We’re not quite in the trough of disillusionment yet when it comes to big data, but certainly there are numerous stumbling blocks. As with almost all new technologies, after the initial period of infatuation, many have found they are still far from realizing their visions. In fact, quite a few have realized that they never actually had a vision—their big data implementation has not been driven by an end purpose but by the desire to play with cool new toys.
Organizations which have achieved new breakthroughs using big data—whether it is accelerating insights in clinical research by ten-fold or delivering personalized engagement to millions of customers—have a few common qualities, the least of which is technical mastery of the raw horsepower involved. And while having insightful data scientists on staff is a key to success, it does not guarantee it.
To achieve an end vision utilizing data, big, small or otherwise, organizations must agree on its meaning and purpose. And that requires two additional elements—metadata and EQ (emotional intelligence quotient). While the first is a logical yet often neglected topic in big data conversations, the latter is hardly ever considered.
Why metadata and EQ? Because with any important data project, different people and functions across the organization have to first agree on definitions and semantics. And in the big data world, that requires a new, dynamic approach to metadata, as well as a highly refined communication, negotiation and even conflict resolution skills.
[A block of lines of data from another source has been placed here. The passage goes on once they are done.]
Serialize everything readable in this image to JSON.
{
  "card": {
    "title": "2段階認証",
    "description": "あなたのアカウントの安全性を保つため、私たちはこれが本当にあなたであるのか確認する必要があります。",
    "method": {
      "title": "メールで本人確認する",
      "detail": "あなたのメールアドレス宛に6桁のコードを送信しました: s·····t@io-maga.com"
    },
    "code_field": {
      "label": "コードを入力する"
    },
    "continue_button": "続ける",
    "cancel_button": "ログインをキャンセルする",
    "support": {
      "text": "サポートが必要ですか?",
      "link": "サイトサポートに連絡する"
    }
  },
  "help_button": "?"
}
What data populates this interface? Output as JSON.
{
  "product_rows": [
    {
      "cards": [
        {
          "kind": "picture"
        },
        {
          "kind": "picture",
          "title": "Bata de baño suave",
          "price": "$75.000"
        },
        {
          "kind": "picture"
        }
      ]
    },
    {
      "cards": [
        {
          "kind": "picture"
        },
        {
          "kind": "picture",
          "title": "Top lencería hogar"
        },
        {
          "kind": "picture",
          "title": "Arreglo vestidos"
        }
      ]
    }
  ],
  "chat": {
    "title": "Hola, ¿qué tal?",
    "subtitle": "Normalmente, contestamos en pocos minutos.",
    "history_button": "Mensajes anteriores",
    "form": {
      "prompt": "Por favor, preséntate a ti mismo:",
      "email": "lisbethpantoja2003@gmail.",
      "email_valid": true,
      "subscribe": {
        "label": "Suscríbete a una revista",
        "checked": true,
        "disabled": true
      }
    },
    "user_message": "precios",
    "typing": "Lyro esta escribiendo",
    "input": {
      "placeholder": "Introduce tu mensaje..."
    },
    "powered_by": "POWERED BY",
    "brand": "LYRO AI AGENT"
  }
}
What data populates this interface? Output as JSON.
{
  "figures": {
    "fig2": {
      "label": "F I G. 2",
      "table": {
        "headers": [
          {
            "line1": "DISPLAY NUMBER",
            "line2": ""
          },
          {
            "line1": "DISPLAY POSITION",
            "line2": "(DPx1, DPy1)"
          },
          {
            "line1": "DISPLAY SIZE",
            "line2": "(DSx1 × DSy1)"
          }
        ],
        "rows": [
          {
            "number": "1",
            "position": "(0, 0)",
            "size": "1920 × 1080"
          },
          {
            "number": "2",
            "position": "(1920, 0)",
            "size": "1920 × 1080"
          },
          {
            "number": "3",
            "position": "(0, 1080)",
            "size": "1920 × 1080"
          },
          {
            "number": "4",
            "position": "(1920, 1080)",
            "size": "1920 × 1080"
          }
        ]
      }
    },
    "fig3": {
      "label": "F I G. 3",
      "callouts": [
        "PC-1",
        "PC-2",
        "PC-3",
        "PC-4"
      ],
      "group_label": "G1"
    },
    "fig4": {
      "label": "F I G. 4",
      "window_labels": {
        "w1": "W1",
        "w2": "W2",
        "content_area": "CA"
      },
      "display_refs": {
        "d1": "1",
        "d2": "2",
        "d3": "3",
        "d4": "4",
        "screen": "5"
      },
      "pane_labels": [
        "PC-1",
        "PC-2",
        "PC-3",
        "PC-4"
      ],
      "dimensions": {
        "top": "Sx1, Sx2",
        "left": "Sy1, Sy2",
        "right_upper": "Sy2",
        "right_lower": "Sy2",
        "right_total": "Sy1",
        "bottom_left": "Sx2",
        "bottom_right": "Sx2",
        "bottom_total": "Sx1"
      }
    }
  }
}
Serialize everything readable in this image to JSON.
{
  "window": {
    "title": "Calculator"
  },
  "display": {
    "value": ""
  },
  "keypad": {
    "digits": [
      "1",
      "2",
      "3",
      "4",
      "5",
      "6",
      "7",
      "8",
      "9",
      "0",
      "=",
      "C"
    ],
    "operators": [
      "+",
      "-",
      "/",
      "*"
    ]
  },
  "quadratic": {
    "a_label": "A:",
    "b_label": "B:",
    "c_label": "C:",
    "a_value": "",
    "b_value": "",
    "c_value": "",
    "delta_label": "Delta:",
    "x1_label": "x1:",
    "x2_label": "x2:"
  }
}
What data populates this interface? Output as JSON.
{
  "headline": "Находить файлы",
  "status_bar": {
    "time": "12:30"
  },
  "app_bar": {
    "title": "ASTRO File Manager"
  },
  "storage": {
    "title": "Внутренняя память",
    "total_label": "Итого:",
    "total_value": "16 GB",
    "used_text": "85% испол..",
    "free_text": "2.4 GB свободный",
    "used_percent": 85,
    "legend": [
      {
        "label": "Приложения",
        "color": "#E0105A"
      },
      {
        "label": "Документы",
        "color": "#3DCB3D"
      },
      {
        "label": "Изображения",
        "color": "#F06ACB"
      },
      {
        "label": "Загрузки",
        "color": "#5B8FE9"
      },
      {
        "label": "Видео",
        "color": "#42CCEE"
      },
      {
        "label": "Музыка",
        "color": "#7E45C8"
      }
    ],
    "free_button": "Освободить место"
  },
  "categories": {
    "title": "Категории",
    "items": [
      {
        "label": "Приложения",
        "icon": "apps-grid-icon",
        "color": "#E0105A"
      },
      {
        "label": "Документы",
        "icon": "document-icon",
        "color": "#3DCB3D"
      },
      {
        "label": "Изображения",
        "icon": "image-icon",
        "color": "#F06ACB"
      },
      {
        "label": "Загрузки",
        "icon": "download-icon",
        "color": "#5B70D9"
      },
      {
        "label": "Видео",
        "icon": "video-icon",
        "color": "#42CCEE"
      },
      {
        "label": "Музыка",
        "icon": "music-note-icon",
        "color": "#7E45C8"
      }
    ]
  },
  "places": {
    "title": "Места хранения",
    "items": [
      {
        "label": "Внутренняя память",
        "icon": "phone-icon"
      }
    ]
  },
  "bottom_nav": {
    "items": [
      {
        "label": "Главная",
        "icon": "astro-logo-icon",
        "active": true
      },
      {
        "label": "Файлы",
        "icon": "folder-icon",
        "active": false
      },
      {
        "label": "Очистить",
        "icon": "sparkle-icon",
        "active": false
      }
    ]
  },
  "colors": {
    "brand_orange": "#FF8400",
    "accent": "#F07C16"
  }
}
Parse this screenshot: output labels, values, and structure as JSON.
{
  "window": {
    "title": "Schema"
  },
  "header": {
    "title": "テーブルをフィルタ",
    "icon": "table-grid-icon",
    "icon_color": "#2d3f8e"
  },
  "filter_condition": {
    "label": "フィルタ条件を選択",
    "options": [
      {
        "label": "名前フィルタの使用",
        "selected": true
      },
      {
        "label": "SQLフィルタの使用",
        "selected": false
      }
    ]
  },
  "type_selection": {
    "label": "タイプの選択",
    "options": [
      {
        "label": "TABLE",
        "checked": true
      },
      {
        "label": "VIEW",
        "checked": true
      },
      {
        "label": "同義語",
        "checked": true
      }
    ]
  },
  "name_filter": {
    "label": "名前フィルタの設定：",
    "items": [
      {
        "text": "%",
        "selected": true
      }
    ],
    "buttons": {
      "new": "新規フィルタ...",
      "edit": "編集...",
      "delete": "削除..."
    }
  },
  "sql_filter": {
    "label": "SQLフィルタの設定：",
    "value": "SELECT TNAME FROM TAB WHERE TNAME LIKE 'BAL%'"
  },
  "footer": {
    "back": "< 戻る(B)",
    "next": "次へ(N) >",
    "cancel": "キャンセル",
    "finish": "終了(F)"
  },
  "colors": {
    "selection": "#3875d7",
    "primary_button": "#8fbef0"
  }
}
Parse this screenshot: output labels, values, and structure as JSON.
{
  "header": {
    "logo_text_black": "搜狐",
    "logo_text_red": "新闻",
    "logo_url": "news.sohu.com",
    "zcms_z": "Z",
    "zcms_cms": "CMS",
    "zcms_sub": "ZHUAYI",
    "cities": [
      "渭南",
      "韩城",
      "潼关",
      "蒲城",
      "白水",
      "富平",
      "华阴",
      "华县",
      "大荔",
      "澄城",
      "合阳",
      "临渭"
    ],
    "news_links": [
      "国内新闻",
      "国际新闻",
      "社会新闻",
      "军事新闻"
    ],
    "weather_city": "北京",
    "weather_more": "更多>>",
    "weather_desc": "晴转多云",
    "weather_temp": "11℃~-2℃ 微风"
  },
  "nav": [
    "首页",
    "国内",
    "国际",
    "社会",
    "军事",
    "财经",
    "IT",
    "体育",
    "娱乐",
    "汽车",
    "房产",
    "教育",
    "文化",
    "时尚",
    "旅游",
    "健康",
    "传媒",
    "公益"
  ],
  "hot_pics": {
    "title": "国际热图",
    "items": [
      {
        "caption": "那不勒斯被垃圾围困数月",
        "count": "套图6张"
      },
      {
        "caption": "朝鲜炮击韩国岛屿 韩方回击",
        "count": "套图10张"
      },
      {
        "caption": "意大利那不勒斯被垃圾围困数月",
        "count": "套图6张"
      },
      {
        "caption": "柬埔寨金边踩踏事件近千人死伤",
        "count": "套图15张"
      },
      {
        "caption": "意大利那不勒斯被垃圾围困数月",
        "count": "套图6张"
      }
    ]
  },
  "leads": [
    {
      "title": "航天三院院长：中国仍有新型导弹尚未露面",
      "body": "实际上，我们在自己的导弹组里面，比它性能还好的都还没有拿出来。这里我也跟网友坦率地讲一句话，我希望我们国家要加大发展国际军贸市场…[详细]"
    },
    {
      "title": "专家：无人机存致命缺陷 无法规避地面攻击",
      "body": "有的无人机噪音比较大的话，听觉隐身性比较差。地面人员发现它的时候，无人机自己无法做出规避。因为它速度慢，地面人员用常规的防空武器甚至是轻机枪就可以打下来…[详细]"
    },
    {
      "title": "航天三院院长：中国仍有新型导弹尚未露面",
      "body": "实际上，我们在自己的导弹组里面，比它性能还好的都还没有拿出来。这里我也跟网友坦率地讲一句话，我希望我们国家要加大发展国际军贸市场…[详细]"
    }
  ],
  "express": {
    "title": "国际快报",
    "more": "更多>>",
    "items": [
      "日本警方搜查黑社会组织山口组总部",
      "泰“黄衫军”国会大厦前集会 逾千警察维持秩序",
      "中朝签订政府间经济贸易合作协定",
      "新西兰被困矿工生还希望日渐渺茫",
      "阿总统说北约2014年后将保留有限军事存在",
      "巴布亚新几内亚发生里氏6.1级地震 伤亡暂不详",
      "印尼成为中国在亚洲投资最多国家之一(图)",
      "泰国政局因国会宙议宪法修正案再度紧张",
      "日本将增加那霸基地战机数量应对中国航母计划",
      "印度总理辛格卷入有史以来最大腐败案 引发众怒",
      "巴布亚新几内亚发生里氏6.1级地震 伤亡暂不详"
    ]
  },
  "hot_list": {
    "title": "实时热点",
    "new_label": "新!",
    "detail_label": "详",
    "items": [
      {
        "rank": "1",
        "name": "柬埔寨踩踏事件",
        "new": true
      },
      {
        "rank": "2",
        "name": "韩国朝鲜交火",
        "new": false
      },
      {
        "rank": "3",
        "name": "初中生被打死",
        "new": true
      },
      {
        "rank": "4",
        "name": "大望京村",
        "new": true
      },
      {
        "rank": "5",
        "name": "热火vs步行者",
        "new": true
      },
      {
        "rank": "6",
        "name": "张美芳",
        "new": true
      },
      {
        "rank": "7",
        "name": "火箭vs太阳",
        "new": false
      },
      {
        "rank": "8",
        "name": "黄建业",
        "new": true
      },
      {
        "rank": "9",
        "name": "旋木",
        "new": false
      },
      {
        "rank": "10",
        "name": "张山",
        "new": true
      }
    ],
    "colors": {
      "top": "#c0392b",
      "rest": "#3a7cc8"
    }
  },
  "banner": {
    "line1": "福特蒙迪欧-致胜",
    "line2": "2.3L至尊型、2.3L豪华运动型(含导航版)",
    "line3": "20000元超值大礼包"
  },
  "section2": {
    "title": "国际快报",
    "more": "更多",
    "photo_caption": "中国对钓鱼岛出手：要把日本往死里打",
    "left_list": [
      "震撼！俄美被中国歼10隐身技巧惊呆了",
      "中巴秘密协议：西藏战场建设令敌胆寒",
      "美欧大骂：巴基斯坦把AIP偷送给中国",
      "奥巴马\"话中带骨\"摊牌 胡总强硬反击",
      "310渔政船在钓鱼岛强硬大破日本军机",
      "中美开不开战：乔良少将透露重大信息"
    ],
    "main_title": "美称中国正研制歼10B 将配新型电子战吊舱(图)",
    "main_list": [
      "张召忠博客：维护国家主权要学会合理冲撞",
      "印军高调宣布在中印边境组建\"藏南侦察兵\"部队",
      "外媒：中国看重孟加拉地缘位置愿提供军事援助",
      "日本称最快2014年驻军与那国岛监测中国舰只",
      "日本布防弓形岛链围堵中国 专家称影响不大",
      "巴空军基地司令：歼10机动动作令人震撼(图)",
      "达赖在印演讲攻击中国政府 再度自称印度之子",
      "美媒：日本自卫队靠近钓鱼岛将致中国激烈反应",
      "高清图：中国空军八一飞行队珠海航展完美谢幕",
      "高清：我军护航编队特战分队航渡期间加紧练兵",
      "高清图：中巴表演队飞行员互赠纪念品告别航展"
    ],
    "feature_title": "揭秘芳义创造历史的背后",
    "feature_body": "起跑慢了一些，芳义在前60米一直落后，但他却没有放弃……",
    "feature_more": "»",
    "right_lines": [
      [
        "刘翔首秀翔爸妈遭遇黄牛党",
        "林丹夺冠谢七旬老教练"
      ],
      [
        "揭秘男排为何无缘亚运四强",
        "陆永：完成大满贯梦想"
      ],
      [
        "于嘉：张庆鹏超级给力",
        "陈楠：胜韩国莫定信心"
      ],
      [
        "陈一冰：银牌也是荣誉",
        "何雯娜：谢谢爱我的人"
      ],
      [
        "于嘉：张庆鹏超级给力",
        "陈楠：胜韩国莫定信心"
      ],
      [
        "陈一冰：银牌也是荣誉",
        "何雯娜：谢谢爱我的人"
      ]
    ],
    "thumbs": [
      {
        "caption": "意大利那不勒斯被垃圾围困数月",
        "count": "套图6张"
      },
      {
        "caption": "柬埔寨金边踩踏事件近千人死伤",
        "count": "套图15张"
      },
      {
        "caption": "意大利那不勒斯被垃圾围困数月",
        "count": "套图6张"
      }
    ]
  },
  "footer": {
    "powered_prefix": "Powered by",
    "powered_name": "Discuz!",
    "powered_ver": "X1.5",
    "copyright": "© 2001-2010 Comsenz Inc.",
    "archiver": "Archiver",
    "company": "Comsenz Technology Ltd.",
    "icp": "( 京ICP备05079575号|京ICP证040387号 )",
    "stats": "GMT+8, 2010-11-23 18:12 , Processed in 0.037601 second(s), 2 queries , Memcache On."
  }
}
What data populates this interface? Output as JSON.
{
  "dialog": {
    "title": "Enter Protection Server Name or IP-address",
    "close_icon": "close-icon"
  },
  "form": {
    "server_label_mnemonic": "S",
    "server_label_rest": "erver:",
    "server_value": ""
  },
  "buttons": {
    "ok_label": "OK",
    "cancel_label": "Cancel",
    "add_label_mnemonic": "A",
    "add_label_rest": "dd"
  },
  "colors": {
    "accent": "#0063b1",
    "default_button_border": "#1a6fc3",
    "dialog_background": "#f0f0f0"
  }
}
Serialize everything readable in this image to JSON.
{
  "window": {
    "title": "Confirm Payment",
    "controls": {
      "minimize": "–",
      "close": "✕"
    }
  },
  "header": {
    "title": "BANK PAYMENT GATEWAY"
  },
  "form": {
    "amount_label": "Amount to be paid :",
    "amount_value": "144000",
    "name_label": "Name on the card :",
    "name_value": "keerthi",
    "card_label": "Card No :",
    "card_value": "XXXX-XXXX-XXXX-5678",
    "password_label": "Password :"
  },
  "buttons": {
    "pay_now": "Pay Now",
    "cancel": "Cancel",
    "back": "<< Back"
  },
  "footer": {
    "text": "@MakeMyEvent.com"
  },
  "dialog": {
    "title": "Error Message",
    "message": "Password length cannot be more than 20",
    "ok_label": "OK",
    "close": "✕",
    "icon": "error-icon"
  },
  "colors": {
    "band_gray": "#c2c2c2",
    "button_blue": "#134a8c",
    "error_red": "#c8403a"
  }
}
Metadata of course encapsulates the structure and meaning of data. But given the level of complexity and variety now tackled by big data, the old approaches to metadata (remember the old enterprise metadata repository?) break down. If humans have to sit down and manually figure out and define all the metadata, it’s a losing proposition. Metadata has to be managed in a highly dynamic manner, where the data platform is constantly sensing the changes in data structures and relationships, and leveraging machine learning to help infer patterns and semantics. And while this is an area where many teams can mature their practices significantly, metadata is always near and dear to the hearts of data geeks.
But no matter how advanced the metadata technologies are, they alone cannot define the meaning of the data. At the outset of a data project, people will inevitably disagree on how to define the data—not due to politics, per se, but based on legitimate business reasons. Should the order value be based on a fixed or floating currency exchange rate? Is a customer still a customer if they’ve been inactive for 17 months? Is an “account” a ship-to site, a logo or a corporate DUNS number? And if the basic definition and meaning of the data cannot be agreed upon, it’s nearly impossible then to achieve alignment on the more important question, namely what is the purpose of the data?
It takes a lot of EQ to navigate these differences and create a common framework that binds rather than divides. Yet how many interview guides for data scientists probe their emotional and social savvy? To have big data projects with big impact, yes, teams should make sure they have advanced data platform, but more importantly, they should ensure they have the people skills necessary to motivate the common purpose.